Every line below that holds the string "monitors" should be copied.

═════ DATA LISTING ═════

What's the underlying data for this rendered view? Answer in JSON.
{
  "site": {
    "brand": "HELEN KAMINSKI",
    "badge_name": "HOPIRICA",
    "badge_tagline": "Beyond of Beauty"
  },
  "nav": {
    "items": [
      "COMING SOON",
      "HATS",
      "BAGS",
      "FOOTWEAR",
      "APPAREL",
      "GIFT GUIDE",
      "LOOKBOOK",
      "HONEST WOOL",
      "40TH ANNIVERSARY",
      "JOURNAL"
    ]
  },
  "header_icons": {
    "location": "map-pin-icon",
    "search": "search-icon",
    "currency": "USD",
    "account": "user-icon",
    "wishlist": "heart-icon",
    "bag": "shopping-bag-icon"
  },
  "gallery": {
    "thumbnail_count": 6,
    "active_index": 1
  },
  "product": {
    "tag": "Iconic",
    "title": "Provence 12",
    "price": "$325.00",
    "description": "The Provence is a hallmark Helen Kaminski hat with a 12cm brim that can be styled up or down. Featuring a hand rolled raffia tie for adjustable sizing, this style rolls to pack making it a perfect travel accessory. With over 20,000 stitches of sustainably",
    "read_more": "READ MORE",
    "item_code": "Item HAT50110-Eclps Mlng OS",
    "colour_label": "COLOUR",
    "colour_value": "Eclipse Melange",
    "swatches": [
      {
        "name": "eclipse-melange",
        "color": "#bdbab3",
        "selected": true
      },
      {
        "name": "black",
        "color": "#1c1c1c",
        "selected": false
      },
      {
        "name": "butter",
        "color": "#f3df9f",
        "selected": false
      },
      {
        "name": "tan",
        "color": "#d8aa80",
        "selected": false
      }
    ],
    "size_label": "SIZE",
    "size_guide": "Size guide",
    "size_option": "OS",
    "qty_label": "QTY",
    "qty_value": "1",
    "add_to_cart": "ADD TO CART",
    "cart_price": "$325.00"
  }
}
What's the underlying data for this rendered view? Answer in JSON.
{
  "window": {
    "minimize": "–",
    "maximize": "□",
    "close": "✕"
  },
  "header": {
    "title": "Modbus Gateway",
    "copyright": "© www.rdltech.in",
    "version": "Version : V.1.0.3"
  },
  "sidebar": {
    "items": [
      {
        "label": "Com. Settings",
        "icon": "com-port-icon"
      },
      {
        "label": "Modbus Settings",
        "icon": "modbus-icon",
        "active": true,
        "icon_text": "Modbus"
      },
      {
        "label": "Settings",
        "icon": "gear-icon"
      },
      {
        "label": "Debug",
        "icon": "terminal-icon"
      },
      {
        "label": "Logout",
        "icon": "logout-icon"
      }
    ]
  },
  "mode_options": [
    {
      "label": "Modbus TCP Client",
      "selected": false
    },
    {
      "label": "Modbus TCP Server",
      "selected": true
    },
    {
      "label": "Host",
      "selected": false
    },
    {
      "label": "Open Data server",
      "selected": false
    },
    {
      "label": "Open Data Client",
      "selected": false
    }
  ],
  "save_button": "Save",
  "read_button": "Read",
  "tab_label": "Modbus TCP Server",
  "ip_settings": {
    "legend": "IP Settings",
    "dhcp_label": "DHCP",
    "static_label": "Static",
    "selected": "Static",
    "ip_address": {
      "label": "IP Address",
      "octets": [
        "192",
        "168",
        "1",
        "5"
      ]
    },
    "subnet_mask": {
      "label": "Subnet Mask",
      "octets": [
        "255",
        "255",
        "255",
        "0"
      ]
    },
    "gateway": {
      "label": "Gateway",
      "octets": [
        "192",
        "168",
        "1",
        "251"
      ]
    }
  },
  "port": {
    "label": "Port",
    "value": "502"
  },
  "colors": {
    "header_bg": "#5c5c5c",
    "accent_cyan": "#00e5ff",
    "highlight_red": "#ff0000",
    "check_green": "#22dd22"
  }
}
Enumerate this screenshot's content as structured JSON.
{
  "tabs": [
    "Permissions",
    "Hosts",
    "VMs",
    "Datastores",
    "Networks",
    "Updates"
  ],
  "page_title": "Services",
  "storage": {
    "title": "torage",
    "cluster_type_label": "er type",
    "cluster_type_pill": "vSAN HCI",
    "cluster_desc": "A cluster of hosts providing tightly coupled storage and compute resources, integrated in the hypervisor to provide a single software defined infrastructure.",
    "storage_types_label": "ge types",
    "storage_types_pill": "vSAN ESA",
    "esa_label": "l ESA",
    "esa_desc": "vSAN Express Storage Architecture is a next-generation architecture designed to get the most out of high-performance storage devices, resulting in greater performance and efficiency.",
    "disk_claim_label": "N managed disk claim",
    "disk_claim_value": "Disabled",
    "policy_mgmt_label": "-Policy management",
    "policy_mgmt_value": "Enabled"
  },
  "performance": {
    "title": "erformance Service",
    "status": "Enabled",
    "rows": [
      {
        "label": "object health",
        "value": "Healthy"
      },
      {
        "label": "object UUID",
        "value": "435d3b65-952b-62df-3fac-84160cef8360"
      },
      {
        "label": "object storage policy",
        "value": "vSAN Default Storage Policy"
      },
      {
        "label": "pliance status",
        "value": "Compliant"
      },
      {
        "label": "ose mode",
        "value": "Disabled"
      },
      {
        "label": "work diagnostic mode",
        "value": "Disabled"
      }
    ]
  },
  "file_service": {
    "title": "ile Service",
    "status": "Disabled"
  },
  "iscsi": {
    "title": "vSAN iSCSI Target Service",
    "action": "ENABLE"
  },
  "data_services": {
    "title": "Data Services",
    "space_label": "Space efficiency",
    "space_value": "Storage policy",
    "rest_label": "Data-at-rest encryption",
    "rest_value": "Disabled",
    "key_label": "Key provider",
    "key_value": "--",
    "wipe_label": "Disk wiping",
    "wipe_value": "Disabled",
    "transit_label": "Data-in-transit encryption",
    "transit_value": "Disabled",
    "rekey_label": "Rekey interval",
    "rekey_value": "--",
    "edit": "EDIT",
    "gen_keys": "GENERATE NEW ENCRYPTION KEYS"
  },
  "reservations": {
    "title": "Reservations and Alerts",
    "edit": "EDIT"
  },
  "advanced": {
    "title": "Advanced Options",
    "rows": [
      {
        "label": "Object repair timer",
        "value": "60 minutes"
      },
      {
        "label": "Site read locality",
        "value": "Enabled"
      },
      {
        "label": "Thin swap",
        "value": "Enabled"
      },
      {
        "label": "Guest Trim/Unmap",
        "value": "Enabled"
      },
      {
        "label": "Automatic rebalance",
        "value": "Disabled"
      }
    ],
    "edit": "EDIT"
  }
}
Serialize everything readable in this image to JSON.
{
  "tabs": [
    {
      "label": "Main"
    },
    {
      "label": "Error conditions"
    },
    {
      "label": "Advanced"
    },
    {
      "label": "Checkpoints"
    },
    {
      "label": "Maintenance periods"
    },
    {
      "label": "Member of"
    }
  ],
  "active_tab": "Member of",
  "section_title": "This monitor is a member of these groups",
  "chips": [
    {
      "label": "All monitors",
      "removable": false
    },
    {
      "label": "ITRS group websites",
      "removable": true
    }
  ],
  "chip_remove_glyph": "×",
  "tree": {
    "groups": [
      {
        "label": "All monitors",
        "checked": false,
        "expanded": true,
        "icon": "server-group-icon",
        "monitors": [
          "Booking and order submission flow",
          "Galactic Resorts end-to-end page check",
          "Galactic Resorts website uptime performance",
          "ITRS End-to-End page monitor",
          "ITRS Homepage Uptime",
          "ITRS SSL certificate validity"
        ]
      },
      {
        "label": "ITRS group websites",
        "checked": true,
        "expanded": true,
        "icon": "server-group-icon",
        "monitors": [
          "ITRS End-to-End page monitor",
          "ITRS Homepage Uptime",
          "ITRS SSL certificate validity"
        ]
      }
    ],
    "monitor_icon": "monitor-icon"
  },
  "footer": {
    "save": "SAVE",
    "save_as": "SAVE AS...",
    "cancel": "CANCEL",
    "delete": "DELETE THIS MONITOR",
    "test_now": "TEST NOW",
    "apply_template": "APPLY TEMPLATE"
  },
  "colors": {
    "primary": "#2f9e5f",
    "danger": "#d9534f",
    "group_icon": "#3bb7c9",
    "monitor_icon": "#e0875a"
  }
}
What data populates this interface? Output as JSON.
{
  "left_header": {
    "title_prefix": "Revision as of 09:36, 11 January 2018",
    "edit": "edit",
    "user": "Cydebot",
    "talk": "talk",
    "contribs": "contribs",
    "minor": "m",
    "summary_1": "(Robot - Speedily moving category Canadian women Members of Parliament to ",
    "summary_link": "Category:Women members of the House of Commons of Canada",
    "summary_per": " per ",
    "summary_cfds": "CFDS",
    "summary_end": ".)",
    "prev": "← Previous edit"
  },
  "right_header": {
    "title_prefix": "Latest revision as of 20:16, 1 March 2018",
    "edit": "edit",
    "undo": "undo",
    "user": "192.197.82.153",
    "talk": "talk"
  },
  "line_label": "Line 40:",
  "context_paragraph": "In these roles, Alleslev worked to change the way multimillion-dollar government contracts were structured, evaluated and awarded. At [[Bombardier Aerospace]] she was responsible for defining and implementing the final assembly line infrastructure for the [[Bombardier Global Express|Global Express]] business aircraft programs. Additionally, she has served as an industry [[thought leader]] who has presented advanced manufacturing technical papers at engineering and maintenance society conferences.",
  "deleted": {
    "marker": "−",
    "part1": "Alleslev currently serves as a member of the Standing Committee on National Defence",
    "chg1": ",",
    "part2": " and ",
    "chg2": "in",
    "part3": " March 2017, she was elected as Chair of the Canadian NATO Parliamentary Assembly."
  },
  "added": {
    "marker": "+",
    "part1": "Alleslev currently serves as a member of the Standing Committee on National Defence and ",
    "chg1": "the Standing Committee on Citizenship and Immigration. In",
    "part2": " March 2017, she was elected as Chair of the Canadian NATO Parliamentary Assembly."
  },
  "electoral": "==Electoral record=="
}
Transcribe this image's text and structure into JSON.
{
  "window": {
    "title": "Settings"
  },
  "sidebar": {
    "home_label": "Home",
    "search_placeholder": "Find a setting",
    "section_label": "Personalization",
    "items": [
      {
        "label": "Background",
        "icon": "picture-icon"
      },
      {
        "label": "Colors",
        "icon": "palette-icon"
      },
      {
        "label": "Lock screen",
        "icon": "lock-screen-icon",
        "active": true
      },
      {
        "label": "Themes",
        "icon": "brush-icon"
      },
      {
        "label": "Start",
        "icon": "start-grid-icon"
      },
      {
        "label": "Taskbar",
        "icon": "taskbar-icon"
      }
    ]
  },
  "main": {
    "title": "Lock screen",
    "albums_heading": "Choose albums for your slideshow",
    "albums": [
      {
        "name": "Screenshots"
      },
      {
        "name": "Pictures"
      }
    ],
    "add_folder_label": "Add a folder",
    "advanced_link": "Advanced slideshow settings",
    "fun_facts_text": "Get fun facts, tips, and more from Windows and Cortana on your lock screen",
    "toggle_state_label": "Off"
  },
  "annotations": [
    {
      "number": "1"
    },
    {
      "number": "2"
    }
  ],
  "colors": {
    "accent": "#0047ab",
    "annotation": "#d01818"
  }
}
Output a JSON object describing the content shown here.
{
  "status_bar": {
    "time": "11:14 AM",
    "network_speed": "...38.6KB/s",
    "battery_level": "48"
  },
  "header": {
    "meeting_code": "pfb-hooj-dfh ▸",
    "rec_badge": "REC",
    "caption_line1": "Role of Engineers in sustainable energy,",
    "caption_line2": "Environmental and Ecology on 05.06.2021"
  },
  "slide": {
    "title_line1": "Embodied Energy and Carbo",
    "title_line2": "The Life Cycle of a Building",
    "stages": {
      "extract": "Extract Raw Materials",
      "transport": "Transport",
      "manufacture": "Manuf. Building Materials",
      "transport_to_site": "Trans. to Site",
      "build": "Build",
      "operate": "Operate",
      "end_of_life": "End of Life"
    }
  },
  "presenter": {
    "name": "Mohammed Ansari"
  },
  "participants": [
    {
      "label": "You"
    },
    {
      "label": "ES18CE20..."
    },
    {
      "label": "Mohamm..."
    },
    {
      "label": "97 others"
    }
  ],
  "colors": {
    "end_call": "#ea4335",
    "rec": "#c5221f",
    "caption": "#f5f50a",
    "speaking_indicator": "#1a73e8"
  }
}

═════

* _WORKED SOLUTION_:
      "label": "All monitors",
        "label": "All monitors",
        "monitors": [
        "monitors": [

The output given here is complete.